Although I'm loving reading about life in the Outback in your Coorah Creek series, have you any plans to write books set elsewhere in Australia?
I love writing about Coorah Creek and there will be more books set there, but other places call to me as well. I love the wild places of this world and have been fortunate enough to visit quite a few of them. There are some characters calling to me from a tropical island. And there is a group of unusual people who spend their lives travelling through Europe who also want to tell me their tale. I guess I’ll write them all – I’m just not sure which order I’ll write them in.
What can we expect from you next?
Have you ever eaten Christmas dinner in 40 degree temperatures? That’s where I’m taking you next. I have a Christmas novella due out later this year which shows you how Christmas is celebrated at Coorah Creek… after that… well, that would be telling wouldn’t it?
What does a typical writing day look like for you?
On a writing day I am at my desk by 9.00 am and sometimes I’m still there when my husband gets home from work. Of course, that’s not all writing. There’s a fair amount of faffing about on the web, patting the cat, making cups of tea and so forth. But I will write whenever the story takes me. Sometimes I wake up at 6AM and head down to my desk, because my characters are talking to me.
Do you set yourself a daily/weekly writing target?

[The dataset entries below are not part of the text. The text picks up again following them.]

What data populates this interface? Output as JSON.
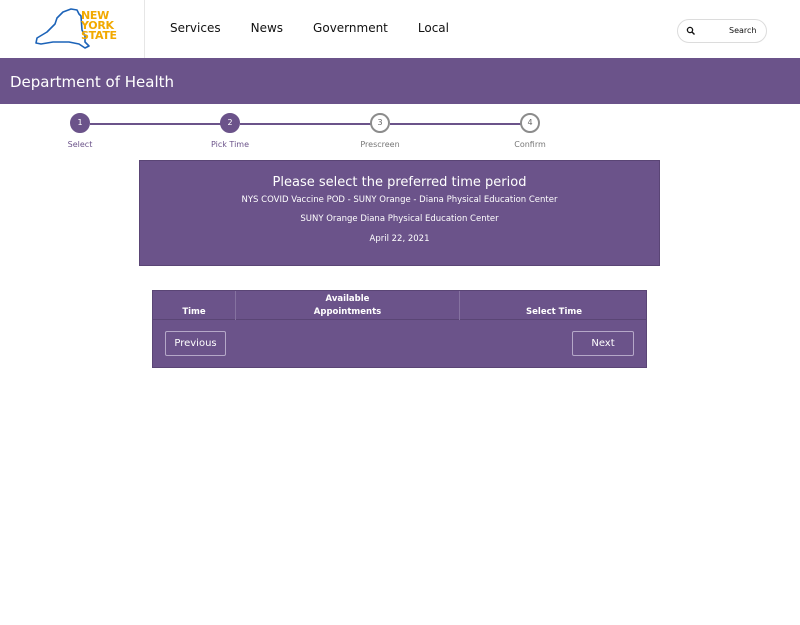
{
  "header": {
    "logo_lines": [
      "NEW",
      "YORK",
      "STATE"
    ],
    "nav": [
      "Services",
      "News",
      "Government",
      "Local"
    ],
    "search_label": "Search"
  },
  "banner": {
    "title": "Department of Health"
  },
  "stepper": {
    "steps": [
      {
        "number": "1",
        "label": "Select",
        "state": "complete"
      },
      {
        "number": "2",
        "label": "Pick Time",
        "state": "current"
      },
      {
        "number": "3",
        "label": "Prescreen",
        "state": "future"
      },
      {
        "number": "4",
        "label": "Confirm",
        "state": "future"
      }
    ]
  },
  "info": {
    "title": "Please select the preferred time period",
    "site_name": "NYS COVID Vaccine POD - SUNY Orange - Diana Physical Education Center",
    "location": "SUNY Orange Diana Physical Education Center",
    "date": "April 22, 2021"
  },
  "table": {
    "headers": {
      "time": "Time",
      "available_line1": "Available",
      "available_line2": "Appointments",
      "select": "Select Time"
    },
    "previous_label": "Previous",
    "next_label": "Next"
  },
  "colors": {
    "brand_purple": "#6b538a",
    "logo_gold": "#f2a900",
    "logo_blue": "#1c63b8"
  }
}
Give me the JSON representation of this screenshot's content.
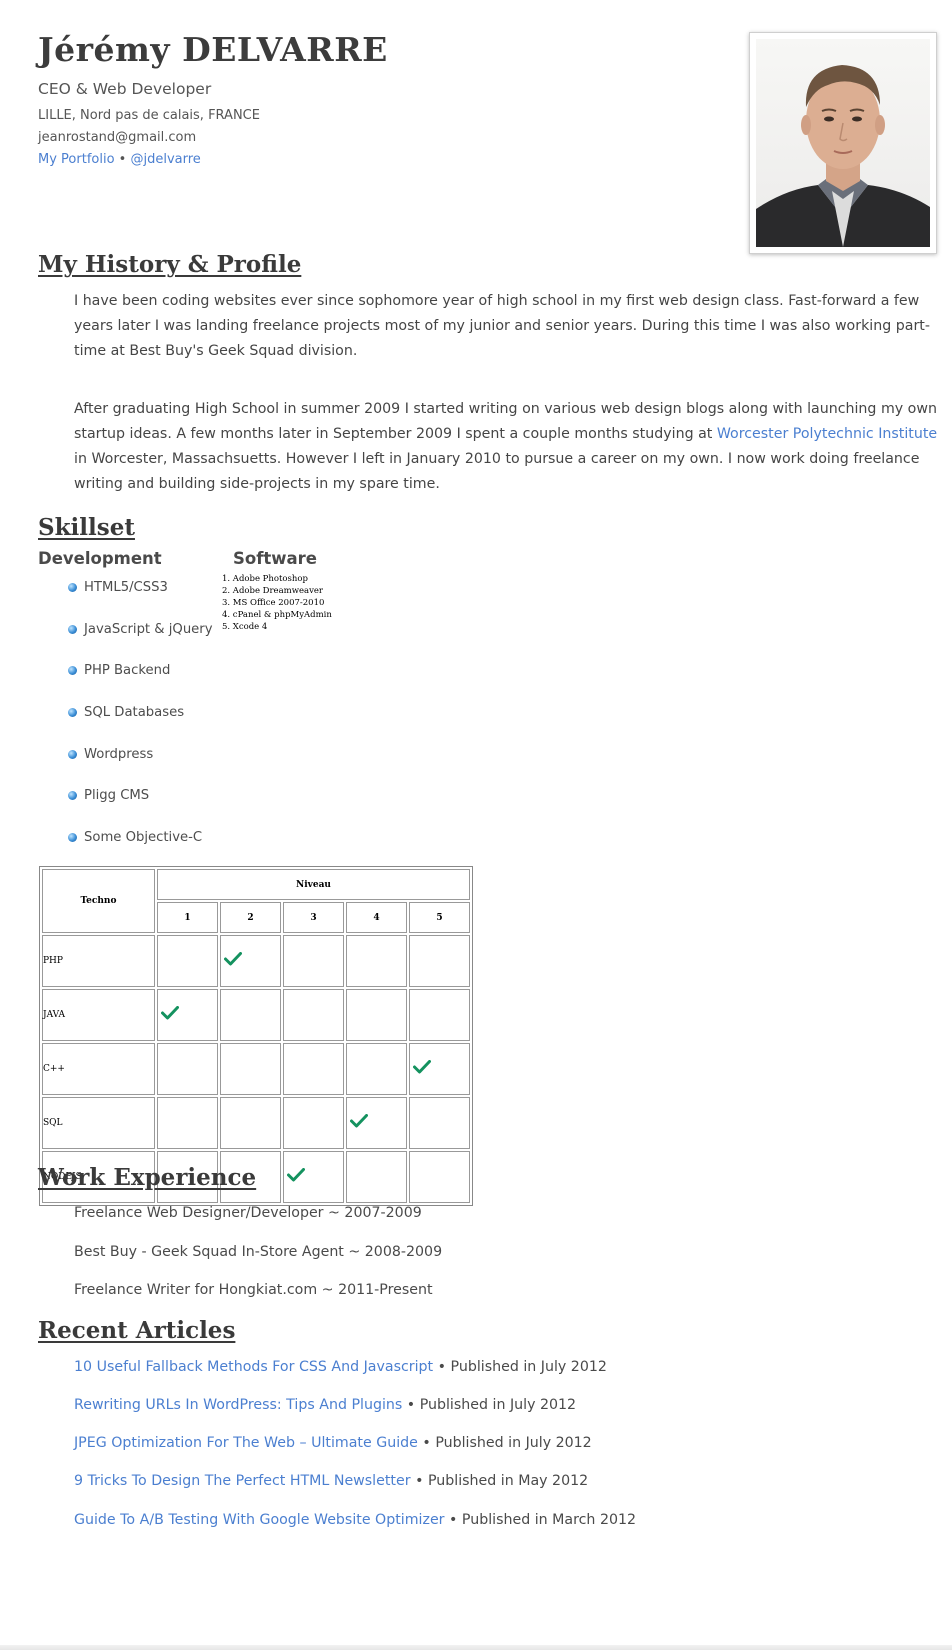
{
  "header": {
    "name": "Jérémy DELVARRE",
    "role": "CEO & Web Developer",
    "location": "LILLE, Nord pas de calais, FRANCE",
    "email": "jeanrostand@gmail.com",
    "portfolio_link": "My Portfolio",
    "separator": "•",
    "twitter_link": "@jdelvarre"
  },
  "profile": {
    "heading": "My History & Profile",
    "paragraph1": "I have been coding websites ever since sophomore year of high school in my first web design class. Fast-forward a few years later I was landing freelance projects most of my junior and senior years. During this time I was also working part-time at Best Buy's Geek Squad division.",
    "paragraph2_before": "After graduating High School in summer 2009 I started writing on various web design blogs along with launching my own startup ideas. A few months later in September 2009 I spent a couple months studying at ",
    "paragraph2_link": "Worcester Polytechnic Institute",
    "paragraph2_after": " in Worcester, Massachsuetts. However I left in January 2010 to pursue a career on my own. I now work doing freelance writing and building side-projects in my spare time."
  },
  "skillset": {
    "heading": "Skillset",
    "development_heading": "Development",
    "development": [
      "HTML5/CSS3",
      "JavaScript & jQuery",
      "PHP Backend",
      "SQL Databases",
      "Wordpress",
      "Pligg CMS",
      "Some Objective-C"
    ],
    "software_heading": "Software",
    "software": [
      "1. Adobe Photoshop",
      "2. Adobe Dreamweaver",
      "3. MS Office 2007-2010",
      "4. cPanel & phpMyAdmin",
      "5. Xcode 4"
    ]
  },
  "skills_table": {
    "techno_header": "Techno",
    "niveau_header": "Niveau",
    "levels": [
      "1",
      "2",
      "3",
      "4",
      "5"
    ],
    "rows": [
      {
        "techno": "PHP",
        "level": 2
      },
      {
        "techno": "JAVA",
        "level": 1
      },
      {
        "techno": "C++",
        "level": 5
      },
      {
        "techno": "SQL",
        "level": 4
      },
      {
        "techno": "NODEJS",
        "level": 3
      }
    ],
    "check_icon": "checkmark-icon",
    "check_color": "#14925f"
  },
  "work": {
    "heading": "Work Experience",
    "items": [
      "Freelance Web Designer/Developer ~ 2007-2009",
      "Best Buy - Geek Squad In-Store Agent ~ 2008-2009",
      "Freelance Writer for Hongkiat.com ~ 2011-Present"
    ]
  },
  "articles": {
    "heading": "Recent Articles",
    "separator": "•",
    "items": [
      {
        "title": "10 Useful Fallback Methods For CSS And Javascript",
        "published": "Published in July 2012"
      },
      {
        "title": "Rewriting URLs In WordPress: Tips And Plugins",
        "published": "Published in July 2012"
      },
      {
        "title": "JPEG Optimization For The Web – Ultimate Guide",
        "published": "Published in July 2012"
      },
      {
        "title": "9 Tricks To Design The Perfect HTML Newsletter",
        "published": "Published in May 2012"
      },
      {
        "title": "Guide To A/B Testing With Google Website Optimizer",
        "published": "Published in March 2012"
      }
    ]
  },
  "colors": {
    "link": "#4b7fd0",
    "text": "#454545",
    "bullet": "#3a8ed6"
  }
}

One a good day I can write up to 3,000 words. Sometimes more if I’m running late to meet my deadline. In usually do about 1,500 per day. Anything less than 1,000 is a bad day.
What is the best writing advice you have ever received?
I’ve had so many great tips from so many people, but I think the most important thing was – just write!
What would you say is the hardest thing about writing?
Allowing myself to have a bad day. It’s hard to give myself permission to write badly to just get it down on the page, knowing I will go back and make it better once I’m back on track again. And it’s very hard to look at something that I liked as I wrote it… and suddenly realise is not right and will have to be thrown away.
What writers inspire you?
Far, far too many to list. Every good writer has something unique in their voice or style that is inspiring.
If you could write in a collaboration with another author, who would you like to write with?
Oh my… what a tough question. I would say Neil Gaiman, because his mind fascinates me. He is so creative, and childlike and dark and funny and wistful and angry and… and.. and... He’s also kinda cute in a shaggy sort of way.
Can four wounded souls find love?
Iraq war veteran Dan Mitchell once disobeyed an order – and it nearly destroyed him. Now a national park ranger in the Australian outback, he’s faced with another order he is unwilling to obey ...
Photographer Rachel Quinn seeks out beauty in unlikely places. Her work comforted Dan in his darkest days. But Quinn knows darkness too – and Dan soon realises she needs his help as much as he needs hers.
Carrie Bryant was a talented jockey until a racing accident broke her nerve. Now Dan and Quinn need her expertise, but can she face her fear? And could horse breeder, Justin Fraser, a man fighting to save his own heritage, be the man to help put that fear to rest?
The wounds you can’t see are the hardest to heal...
Amazon UK: http://goo.gl/nwrDKR
Amazon US: http://goo.gl/EAzdOh
Amazon AU: http://goo.gl/bN1lih